non-existent, and the warnings of that U.S. official seemed
On April 20, 2006, the king ceded the powers he grabbed; but by
early 2006, the Indian intelligence service reported that al-Qaida
terrorists were operating in several Nepalese towns. “Faced with
grave internal crisis,” it reported in the Indian paper Pioneer,
“Nepal provides the kind of environment that suits a terrorist
outfit like the al-Qaeda.”
The result, however, is not an eventual showdown between the
strengthened Maoists and the Islamists, for whom Nepal was only a
way station. Nepal’s population is 89 percent Hindu with most of the
rest Buddhist. This hardly makes that nation a ripe target to become
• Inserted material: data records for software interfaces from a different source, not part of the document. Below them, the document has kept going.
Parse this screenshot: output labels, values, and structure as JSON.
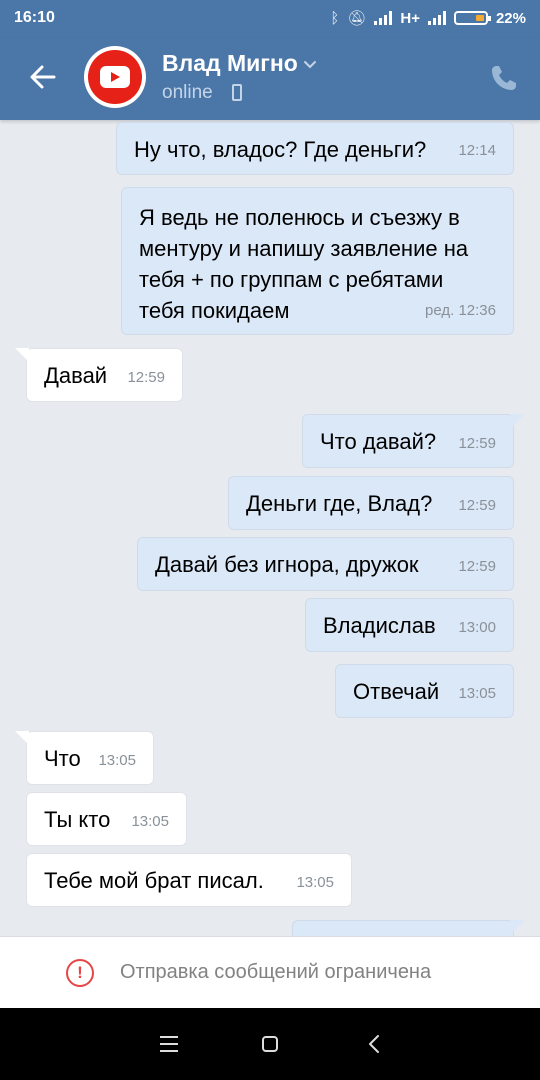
{
  "status_bar": {
    "time": "16:10",
    "network": "H+",
    "battery": "22%"
  },
  "header": {
    "contact_name": "Влад Мигно",
    "status": "online",
    "colors": {
      "header_bg": "#4a76a8",
      "status_bar_bg": "#4a76a8"
    }
  },
  "messages": [
    {
      "dir": "out",
      "text": "Ну что, владос? Где деньги?",
      "time": "12:14"
    },
    {
      "dir": "out",
      "text": "Я ведь не поленюсь и съезжу в\nментуру и напишу заявление на\nтебя + по группам с ребятами\nтебя покидаем",
      "time": "ред. 12:36"
    },
    {
      "dir": "in",
      "text": "Давай",
      "time": "12:59"
    },
    {
      "dir": "out",
      "text": "Что давай?",
      "time": "12:59"
    },
    {
      "dir": "out",
      "text": "Деньги где, Влад?",
      "time": "12:59"
    },
    {
      "dir": "out",
      "text": "Давай без игнора, дружок",
      "time": "12:59"
    },
    {
      "dir": "out",
      "text": "Владислав",
      "time": "13:00"
    },
    {
      "dir": "out",
      "text": "Отвечай",
      "time": "13:05"
    },
    {
      "dir": "in",
      "text": "Что",
      "time": "13:05"
    },
    {
      "dir": "in",
      "text": "Ты кто",
      "time": "13:05"
    },
    {
      "dir": "in",
      "text": "Тебе мой брат писал.",
      "time": "13:05"
    }
  ],
  "footer": {
    "restriction_text": "Отправка сообщений ограничена",
    "warn_symbol": "!"
  }
}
the next Islamist state. But extending the line that began in
Afghanistan and brought the Islamists to Nepal brings them to a very
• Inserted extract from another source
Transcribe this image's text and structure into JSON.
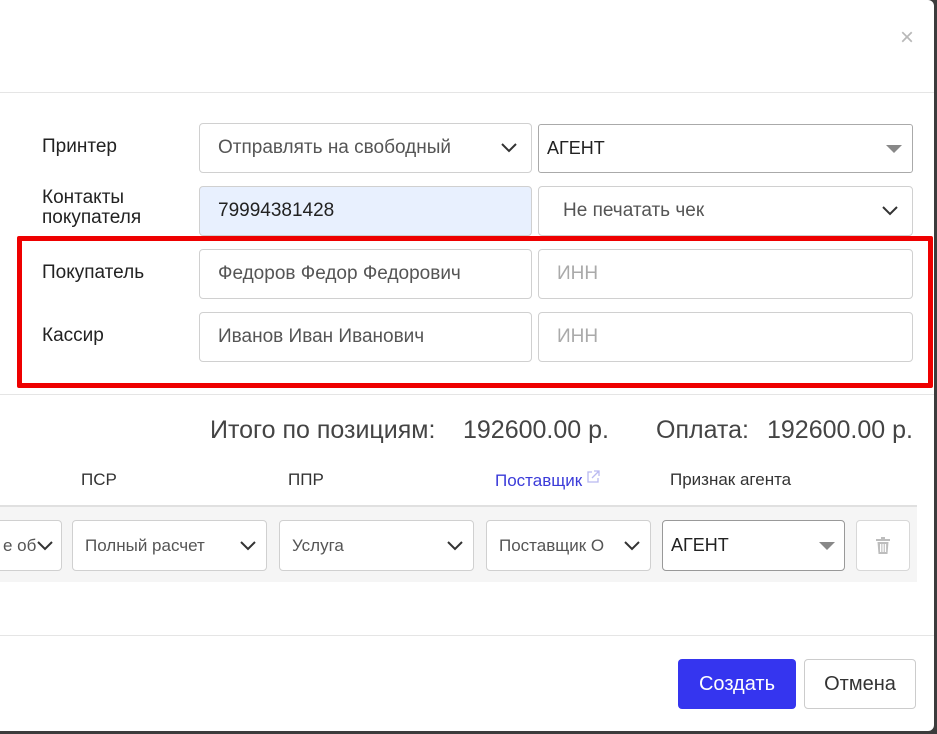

ripe target, Bangladesh, the world’s third largest Muslim nation.
Uncomfortably conducive to an Islamist takeover, Bangladesh is a
democracy, and the Islamists intend to use the democratic process to
assume power and then destroy it. National elections are scheduled
for January and while Bangladesh ambassador to the United States,
Shamsher M. Chowdhury, hews the government line that “the Islamists
are weak,” facts predict a far different outcome. Despite some
progress in alleviating poverty, large numbers of Bangladeshis
remain poor with little confidence that either the ruling Bangladesh
National Party or opposition Awami League offer them much hope of
anything better. Infrastructure is inconsistent at best even in the
capital, primitive in many cases; and the nation is always judged
the first or second most corrupt country in the world by every
Current squabbling between the BNP and BAL over the upcoming
elections is eroding popular support for the major parties further.
Day by day, the Islamist option becomes more attractive to voters.
In the 2006 Palestinian Authority elections, voters chose to ignore
Hamas’s hate-platform to grasp what they hoped was a lifeline to
save them from a corrupt and chaotic regime. Bangladeshis might be
ready to do the same -- and even if they are not, al-Qaida’s new
proximity to Bangladeshi more remote polls suggest that the
terrorists might send in their own votes to stuff the ballot box.
Islamist terror bombings rocked the country in late 2005.
Leftists have fomented extensive labor unrest in 2006. May
violence forced the government to deploy the paramilitary Bangladesh
Rifles with well over 100 casualties. Islamists have long coveted
Bangladesh and prepared the ground for a takeover. They appear
willing to abandon Nepal to their erstwhile leftist allies, whom
Indian intelligence fears might ally with Indian leftists in the
northeastern part of that country.
Dr. Richard Benkin is the U.S. correspondent for Dhaka's
Weekly Blitz and specializes in the Islamist threat in South Asia.